* Available data:
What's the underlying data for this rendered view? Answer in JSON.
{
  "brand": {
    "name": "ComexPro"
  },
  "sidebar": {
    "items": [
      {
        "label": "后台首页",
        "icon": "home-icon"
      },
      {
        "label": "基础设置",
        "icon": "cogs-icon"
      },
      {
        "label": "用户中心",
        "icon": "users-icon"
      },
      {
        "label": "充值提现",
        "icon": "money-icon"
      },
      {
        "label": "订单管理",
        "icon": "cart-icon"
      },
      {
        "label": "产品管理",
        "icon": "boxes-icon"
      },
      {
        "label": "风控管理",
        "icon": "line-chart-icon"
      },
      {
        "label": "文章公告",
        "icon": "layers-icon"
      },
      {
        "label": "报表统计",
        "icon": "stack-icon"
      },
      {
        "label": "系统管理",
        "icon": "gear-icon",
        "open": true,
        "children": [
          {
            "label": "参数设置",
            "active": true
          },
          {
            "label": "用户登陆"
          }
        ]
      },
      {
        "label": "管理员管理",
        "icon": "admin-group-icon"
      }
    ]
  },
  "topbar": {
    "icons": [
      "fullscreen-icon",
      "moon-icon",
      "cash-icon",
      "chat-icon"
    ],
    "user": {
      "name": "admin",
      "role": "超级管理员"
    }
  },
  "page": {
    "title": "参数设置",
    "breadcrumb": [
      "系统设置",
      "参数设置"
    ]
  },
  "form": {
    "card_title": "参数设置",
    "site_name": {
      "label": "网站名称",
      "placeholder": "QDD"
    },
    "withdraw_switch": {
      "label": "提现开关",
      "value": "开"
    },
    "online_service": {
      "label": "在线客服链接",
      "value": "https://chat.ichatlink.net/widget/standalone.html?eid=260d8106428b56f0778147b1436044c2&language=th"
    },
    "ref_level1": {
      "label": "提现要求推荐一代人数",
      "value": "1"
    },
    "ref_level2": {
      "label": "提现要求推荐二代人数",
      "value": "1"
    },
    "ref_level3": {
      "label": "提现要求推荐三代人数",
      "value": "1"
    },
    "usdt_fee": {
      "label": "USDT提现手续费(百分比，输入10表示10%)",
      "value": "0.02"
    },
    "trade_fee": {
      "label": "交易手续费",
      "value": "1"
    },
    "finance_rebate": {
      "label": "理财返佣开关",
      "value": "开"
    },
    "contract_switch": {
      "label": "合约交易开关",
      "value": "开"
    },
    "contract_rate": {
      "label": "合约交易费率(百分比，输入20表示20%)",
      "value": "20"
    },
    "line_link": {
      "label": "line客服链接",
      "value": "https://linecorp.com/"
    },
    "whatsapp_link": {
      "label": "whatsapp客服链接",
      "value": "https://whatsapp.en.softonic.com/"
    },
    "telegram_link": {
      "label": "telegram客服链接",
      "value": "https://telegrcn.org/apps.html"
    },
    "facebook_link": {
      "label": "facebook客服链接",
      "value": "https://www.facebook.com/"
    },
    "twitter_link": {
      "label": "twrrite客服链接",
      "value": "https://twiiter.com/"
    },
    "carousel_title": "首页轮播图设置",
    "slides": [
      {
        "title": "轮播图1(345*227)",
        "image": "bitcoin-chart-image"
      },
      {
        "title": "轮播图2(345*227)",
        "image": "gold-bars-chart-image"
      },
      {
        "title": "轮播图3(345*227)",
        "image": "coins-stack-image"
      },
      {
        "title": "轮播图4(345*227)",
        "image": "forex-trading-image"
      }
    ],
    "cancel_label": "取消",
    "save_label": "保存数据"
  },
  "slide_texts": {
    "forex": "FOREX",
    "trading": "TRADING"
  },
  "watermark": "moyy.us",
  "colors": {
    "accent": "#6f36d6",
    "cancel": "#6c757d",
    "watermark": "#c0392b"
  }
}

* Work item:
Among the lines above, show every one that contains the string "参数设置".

* Response to the task:
            "label": "参数设置",
    "title": "参数设置",
      "参数设置"
    "card_title": "参数设置",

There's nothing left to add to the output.